Podcast of the Week: BLANK CHECK WITH GRIFFIN AND DAVID
Auteur theory is bullshit. It can take hundreds of people to make a film and many of them have creative input and an impact on the look, feel, and execution of the film—the idea that a singular director can have uncompromising control over a project is increasingly rare/impossible. But I am consistently challenged in my beliefs by BLANK CHECK WITH GRIFFIN AND DAVID, a weekly podcast diving into the filmographies of famous/infamous directors and the “blank check” concept, that one or two great movies can guarantee a career’s worth of bizarre, misguided, or fantastic projects. Basically, you direct a THE DARK KNIGHT and then you get a “blank check” to direct INTERSTELLARs until you die or the “check bounces”. The show is hosted by Griffin Newman (Amazon’s THE TICK) and David Sims (The Atlantic), long-time friends (they frequently note this as their “competitive advantage”) with an obsessive knowledge of film and pop culture in general. They are occasionally joined by a third guest (usually someone from the film criticism world) and their podcast producer Ben Hosley (whose many nicknames are a running joke of the show). In many ways this is traditional for a comedy podcast in 2017, or a film podcast, but personality and actual insight set BLANK CHECK apart.
The podcast originally started as a Star Wars podcast focusing on the works of George Lucas and their broad spectrum of quality, but for the sake of novelty and keeping the podcast alive they switched to a miniseries-based format focusing on a rotating group of filmmakers. I first jumped on for their takedown of Colin Trevorrow’s THE BOOK OF HENRY (between miniseries gaps they’ll occasionally do one-offs on particularly “unique” films), but I became hooked on their Christopher Nolan miniseries. As hosts, Griffin and David exhibit a range of neuroticism and peculiarities, but they have an excellent, brotherly vibe that brings just the right amount of levity to every conversation. Beyond that, Griffin’s nuanced insights into performance from his years of acting and the hosts’ shared knowledge of film history and the broad “movements” of the industry provide valuable information as well. For the Nolan series this came up through an appreciation of Nolan’s stable of actors and his particular thematic obsessions, whether it be with time or the conflict between life and art. Even for films you know you already like, these kind of conversations offer the space and opportunity to really think about what attracts you to a filmmaker’s work and how their skill can often be corrupt or perverted by the industry’s inability to take smart risks.
In this way this podcast lives and dies by the auteur theory and Hollywood’s dated, Golden Age insistence on obsessing over certain filmmaker’s “voices” or “visions,” but for a disbeliever like me, there is a kernel of truth. It might take more than just one person’s persistence to make a great film, but it only takes one to make truly bad movie.

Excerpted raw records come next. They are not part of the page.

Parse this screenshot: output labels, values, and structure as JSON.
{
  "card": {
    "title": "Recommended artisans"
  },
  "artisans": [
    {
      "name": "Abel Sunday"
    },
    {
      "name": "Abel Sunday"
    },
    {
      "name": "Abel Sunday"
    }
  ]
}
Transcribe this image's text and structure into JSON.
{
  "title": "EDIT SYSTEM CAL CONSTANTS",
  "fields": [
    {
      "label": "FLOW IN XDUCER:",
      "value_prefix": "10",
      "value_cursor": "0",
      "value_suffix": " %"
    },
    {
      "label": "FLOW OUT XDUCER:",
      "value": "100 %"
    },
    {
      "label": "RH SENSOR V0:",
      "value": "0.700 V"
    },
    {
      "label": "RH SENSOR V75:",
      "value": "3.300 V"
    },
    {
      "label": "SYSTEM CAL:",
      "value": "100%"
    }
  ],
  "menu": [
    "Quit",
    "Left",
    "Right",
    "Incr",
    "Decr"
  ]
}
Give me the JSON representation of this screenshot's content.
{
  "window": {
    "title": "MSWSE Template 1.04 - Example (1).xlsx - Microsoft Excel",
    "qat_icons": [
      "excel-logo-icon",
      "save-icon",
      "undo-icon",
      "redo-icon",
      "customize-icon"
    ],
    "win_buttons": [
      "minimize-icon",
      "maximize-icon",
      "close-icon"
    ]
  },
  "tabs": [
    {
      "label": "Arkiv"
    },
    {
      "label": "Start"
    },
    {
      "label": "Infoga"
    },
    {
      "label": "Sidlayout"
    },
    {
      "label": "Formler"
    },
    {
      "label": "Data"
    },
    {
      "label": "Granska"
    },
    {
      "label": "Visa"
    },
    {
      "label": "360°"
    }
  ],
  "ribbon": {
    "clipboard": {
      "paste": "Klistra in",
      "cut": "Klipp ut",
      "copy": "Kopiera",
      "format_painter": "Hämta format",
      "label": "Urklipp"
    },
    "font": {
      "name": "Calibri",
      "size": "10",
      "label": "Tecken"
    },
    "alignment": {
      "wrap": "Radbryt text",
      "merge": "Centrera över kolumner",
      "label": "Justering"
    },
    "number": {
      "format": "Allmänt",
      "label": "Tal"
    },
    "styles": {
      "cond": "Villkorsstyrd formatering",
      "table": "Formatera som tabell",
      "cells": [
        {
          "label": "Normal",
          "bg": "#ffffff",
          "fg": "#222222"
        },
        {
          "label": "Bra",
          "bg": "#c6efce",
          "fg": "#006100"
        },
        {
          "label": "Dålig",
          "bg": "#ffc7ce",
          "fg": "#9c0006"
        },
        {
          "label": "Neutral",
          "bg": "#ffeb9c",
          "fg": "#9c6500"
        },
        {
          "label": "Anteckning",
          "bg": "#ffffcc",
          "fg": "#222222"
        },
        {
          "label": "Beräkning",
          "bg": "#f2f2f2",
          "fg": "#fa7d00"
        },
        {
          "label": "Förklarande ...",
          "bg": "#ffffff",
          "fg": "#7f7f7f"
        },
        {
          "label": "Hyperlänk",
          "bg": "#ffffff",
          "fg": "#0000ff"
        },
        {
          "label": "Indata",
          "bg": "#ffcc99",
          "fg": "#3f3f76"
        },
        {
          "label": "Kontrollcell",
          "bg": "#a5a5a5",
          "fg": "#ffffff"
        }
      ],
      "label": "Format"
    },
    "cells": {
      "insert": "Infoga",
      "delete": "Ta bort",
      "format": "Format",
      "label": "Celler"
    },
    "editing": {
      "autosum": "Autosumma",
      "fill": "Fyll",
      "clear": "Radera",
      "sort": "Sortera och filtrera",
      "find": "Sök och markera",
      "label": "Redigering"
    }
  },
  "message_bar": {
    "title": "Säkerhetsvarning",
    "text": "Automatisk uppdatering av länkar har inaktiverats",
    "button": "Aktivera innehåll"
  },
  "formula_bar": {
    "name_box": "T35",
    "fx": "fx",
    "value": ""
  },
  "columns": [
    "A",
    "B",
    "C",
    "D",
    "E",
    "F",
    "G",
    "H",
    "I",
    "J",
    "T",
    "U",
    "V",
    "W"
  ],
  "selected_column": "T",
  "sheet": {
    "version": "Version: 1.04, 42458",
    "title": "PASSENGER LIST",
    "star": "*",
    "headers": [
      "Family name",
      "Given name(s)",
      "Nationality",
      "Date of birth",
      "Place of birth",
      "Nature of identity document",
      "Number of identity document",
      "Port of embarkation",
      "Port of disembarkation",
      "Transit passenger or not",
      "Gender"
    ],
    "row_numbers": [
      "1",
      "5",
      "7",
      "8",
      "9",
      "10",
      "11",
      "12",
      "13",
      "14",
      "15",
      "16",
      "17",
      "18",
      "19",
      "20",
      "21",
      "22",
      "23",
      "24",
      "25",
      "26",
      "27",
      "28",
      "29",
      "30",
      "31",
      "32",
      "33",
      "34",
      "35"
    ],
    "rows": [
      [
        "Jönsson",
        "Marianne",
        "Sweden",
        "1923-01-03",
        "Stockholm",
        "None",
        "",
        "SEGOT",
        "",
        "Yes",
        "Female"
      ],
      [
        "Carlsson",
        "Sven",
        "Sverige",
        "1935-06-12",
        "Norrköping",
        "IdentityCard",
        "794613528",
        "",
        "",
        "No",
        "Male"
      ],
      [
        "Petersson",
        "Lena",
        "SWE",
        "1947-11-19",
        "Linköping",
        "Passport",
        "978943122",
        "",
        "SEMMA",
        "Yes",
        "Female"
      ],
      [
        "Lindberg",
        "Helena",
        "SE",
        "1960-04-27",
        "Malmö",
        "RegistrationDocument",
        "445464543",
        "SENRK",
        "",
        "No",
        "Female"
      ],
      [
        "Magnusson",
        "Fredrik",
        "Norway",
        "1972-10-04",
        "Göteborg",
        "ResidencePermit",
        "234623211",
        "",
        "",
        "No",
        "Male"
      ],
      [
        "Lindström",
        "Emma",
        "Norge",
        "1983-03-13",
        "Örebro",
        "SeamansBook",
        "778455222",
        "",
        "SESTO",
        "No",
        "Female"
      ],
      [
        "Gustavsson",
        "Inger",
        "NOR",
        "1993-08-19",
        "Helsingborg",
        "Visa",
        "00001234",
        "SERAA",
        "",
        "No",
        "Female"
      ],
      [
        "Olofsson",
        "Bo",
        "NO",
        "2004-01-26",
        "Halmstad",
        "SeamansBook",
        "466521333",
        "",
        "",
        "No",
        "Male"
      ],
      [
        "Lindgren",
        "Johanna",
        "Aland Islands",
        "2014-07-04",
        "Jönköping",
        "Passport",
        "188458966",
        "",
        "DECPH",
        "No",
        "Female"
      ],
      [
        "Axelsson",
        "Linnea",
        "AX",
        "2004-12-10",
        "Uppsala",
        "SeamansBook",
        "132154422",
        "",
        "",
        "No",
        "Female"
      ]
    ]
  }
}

Its simple in its structure, but ultimately this podcast does that good thing that many “friends-hanging-out-together” podcasts do: after a few listens you feel like you might actually know the people on the show. Not who they are or what their life actually is, but a strong sense of their personality. This is something that is unique to these kind of shows. Because they speak passionately about something they actually care about, you feel the meaning behind their words and you endear yourself to them. Few podcasts I’ve listened to achieve this in as little time as BLANK CHECK has, but when it happens to you, you’ll know. Don’t be intimidated by the in-jokes or the dense filmographies. Listen to the interactions and the passion and let the rest happen naturally.